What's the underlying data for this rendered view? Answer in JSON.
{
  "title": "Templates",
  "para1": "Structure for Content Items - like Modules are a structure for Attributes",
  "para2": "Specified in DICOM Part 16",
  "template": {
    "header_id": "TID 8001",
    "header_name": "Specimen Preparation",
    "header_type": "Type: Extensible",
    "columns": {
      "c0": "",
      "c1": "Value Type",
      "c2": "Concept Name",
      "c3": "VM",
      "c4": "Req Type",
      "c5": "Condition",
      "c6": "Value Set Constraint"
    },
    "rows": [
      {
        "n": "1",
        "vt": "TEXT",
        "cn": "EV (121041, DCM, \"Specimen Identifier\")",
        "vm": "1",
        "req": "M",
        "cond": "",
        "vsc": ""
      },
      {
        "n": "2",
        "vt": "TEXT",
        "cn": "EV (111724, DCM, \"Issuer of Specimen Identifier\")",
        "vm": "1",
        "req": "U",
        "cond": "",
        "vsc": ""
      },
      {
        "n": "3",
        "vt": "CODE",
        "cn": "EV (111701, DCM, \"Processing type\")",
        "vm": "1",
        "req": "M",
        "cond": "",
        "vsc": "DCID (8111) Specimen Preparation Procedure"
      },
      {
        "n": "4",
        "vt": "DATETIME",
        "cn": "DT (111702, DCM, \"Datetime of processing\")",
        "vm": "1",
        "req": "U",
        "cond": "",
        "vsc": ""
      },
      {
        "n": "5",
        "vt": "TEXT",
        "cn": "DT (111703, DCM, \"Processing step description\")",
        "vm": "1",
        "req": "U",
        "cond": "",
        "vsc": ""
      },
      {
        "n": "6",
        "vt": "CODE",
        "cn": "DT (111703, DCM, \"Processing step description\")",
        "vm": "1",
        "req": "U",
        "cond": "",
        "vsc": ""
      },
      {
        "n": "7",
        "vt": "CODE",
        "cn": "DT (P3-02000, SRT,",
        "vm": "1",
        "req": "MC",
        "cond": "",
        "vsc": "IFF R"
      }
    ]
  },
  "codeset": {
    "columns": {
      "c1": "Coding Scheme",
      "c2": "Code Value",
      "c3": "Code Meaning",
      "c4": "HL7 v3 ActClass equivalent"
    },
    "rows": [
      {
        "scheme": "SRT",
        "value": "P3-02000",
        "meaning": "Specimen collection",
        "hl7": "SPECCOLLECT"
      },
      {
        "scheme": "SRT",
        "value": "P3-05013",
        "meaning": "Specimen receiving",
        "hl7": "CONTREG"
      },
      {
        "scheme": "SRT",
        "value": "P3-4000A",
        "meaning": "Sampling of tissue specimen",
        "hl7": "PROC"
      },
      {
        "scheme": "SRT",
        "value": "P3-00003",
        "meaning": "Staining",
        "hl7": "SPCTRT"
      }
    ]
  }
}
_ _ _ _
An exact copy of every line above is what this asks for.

What's the underlying data for this rendered view? Answer in JSON.
{
  "title": "Templates",
  "para1": "Structure for Content Items - like Modules are a structure for Attributes",
  "para2": "Specified in DICOM Part 16",
  "template": {
    "header_id": "TID 8001",
    "header_name": "Specimen Preparation",
    "header_type": "Type: Extensible",
    "columns": {
      "c0": "",
      "c1": "Value Type",
      "c2": "Concept Name",
      "c3": "VM",
      "c4": "Req Type",
      "c5": "Condition",
      "c6": "Value Set Constraint"
    },
    "rows": [
      {
        "n": "1",
        "vt": "TEXT",
        "cn": "EV (121041, DCM, \"Specimen Identifier\")",
        "vm": "1",
        "req": "M",
        "cond": "",
        "vsc": ""
      },
      {
        "n": "2",
        "vt": "TEXT",
        "cn": "EV (111724, DCM, \"Issuer of Specimen Identifier\")",
        "vm": "1",
        "req": "U",
        "cond": "",
        "vsc": ""
      },
      {
        "n": "3",
        "vt": "CODE",
        "cn": "EV (111701, DCM, \"Processing type\")",
        "vm": "1",
        "req": "M",
        "cond": "",
        "vsc": "DCID (8111) Specimen Preparation Procedure"
      },
      {
        "n": "4",
        "vt": "DATETIME",
        "cn": "DT (111702, DCM, \"Datetime of processing\")",
        "vm": "1",
        "req": "U",
        "cond": "",
        "vsc": ""
      },
      {
        "n": "5",
        "vt": "TEXT",
        "cn": "DT (111703, DCM, \"Processing step description\")",
        "vm": "1",
        "req": "U",
        "cond": "",
        "vsc": ""
      },
      {
        "n": "6",
        "vt": "CODE",
        "cn": "DT (111703, DCM, \"Processing step description\")",
        "vm": "1",
        "req": "U",
        "cond": "",
        "vsc": ""
      },
      {
        "n": "7",
        "vt": "CODE",
        "cn": "DT (P3-02000, SRT,",
        "vm": "1",
        "req": "MC",
        "cond": "",
        "vsc": "IFF R"
      }
    ]
  },
  "codeset": {
    "columns": {
      "c1": "Coding Scheme",
      "c2": "Code Value",
      "c3": "Code Meaning",
      "c4": "HL7 v3 ActClass equivalent"
    },
    "rows": [
      {
        "scheme": "SRT",
        "value": "P3-02000",
        "meaning": "Specimen collection",
        "hl7": "SPECCOLLECT"
      },
      {
        "scheme": "SRT",
        "value": "P3-05013",
        "meaning": "Specimen receiving",
        "hl7": "CONTREG"
      },
      {
        "scheme": "SRT",
        "value": "P3-4000A",
        "meaning": "Sampling of tissue specimen",
        "hl7": "PROC"
      },
      {
        "scheme": "SRT",
        "value": "P3-00003",
        "meaning": "Staining",
        "hl7": "SPCTRT"
      }
    ]
  }
}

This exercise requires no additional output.